The solution is to break up large messages into smaller, say 1k, messages. This allows the all message 2 to be delivered whilst message 1 is being delivered.
We add another level of abstraction that sits in between the RemotingConnection and the Session for sending messages and between the dispatcher and the Handler for receiving messages. This would be a PacketAssembler that would have assemble() and disAssemble() methods. The disassemble method would be called by the RemotingConnection and would split the packet and send each packet via the session, in reality it would be the same packet sent each time but between each write but its correlation id would be incremented. The assemble would do the same in reverse and would be called by the dispatcher. This would wait for all the parts of the message to be received before dispatching to the appropriate handler.
disassembling the message:
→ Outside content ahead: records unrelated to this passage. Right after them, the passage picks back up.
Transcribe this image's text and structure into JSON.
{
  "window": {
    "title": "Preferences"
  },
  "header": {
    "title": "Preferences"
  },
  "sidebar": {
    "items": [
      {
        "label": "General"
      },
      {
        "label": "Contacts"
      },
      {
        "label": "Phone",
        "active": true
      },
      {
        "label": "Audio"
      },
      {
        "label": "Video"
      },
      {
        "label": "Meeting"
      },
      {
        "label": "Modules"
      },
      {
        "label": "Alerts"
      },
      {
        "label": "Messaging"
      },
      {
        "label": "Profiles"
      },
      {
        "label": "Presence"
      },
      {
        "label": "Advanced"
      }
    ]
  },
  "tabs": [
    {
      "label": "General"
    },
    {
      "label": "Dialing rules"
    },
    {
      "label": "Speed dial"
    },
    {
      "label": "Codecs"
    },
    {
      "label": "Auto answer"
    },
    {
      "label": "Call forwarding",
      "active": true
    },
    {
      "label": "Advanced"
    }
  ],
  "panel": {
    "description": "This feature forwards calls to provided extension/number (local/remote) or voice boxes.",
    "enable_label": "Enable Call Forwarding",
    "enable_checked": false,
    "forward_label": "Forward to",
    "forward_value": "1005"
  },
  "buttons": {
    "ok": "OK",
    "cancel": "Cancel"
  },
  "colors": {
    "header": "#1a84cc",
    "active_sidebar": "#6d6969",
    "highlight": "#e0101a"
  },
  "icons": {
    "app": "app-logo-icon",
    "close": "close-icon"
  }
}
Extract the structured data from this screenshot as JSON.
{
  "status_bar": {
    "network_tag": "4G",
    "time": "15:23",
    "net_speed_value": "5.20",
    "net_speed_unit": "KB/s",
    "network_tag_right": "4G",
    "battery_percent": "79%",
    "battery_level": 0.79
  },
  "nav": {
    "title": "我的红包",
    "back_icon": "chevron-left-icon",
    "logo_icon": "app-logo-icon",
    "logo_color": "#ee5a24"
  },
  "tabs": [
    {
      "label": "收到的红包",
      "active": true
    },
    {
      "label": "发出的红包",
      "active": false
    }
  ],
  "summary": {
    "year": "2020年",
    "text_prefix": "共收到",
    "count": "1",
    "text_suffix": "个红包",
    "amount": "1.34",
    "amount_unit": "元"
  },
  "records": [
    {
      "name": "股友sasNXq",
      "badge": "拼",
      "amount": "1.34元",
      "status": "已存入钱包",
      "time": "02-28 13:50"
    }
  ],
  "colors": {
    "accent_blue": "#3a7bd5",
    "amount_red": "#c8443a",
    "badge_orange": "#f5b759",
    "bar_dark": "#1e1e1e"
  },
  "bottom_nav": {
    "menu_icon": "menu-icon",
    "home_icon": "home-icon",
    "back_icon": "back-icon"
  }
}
currently in the encode() method of PacketImpl we write the length, type, response target, target, and executorid direct to the MessagingBuffer. The first thing we do is add a new field correlationId and a flag to specify if it is the last packet. The correlation id would be -1 if it was a single packet. Currently the next thing written to the buffer is the body via the encodeBody() method. This would be where we would only write how ever many bytes are needed for each send and would be controlled via the correlation id, i.e. 1024 correlationid to 1024 correlationid + 1023. For doing this there are 2 different approaches:
1.When the first packet is encoded we encode the body to a different Message Buffer and then write to the original buffer only the first n bytes, and then subsequently for each resend of the packet write the appropriate part of the buffer. If the whole message body is split however it means that it always has to be reassembled on the server, which means we would have to deal separately with saving memory on the server, by writing the payload to file etc. Obviously, we only use a different buffer if the message is to be split.
2.The second is to only do the splitting for the payload I.e. the body of MessageImpl. Currently the whole body is written to the stream , we would do a similar thing here by only writing a portion of the body each time depending on the correlation id. This means that as far as the server is concerned its just another message and would deal with it the same way. With this approach however we would have to change the routing policy so split messages are always consumed by the same consumer and also if a consumer dies before receiving all the portions of a message are redelivered to a new consumer. Also it would be difficult handling expiry of messages etc.
I think I prefer 1. as it doesn't change the semantics of routing etc, we just deal with large messages on the server separately by saving the payload to a file.
Assembling the message
This is the same just done in reverse. The dispatcher would pass the messages to the PacketAssembler and once the PacketAssembler had received and assembled all the packets it would pass the full packet to the handler. If we went with solution 1 above its at this point that we could serialise the payload direct to disk and not into memory.